At 9:32 a.m. EDT, July 16, 1969, Apollo 11 launched from Florida, taking commander Neil Armstrong, lunar module pilot Buzz Aldrin and command module pilot Michael Collins on a mission for the history books – a mission to become the first humans to land on another celestial body. Armstrong and Aldrin became the first humans to set foot on the Moon, while Michael Collins remained aboard the command module in lunar orbit.
Fifty years later, the image and the words are still strong: on July 20, 1969, Neil Armstrong realized his “great step for Humanity” and became the first man to walk on the Moon. A culmination for the Apollo 11 mission and NASA, which had come to realize what many, at the time, considered impossible.
The legacy of that mission — and all the Apollo missions — is immense.

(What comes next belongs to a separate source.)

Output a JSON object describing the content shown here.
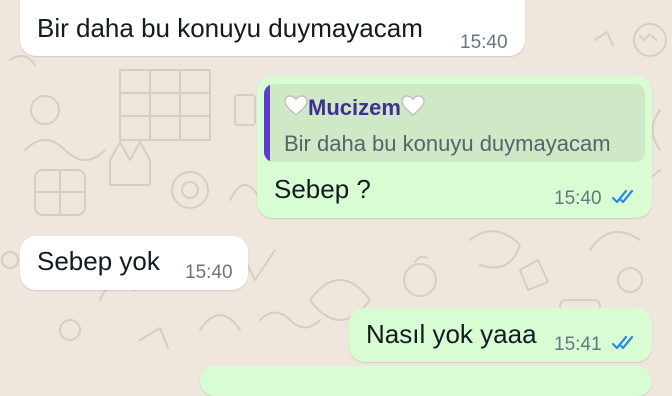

Its impact spanned science, culture, and politics.
An estimated 600 million people around the world watched as Armstrong and Aldrin left the first footprints on the lunar surface. The landing marked not just a historic milestone, but also the end of the Cold War space race between the U.S. and the Soviet Union. (Source: NASA/space.com – Image: NASA)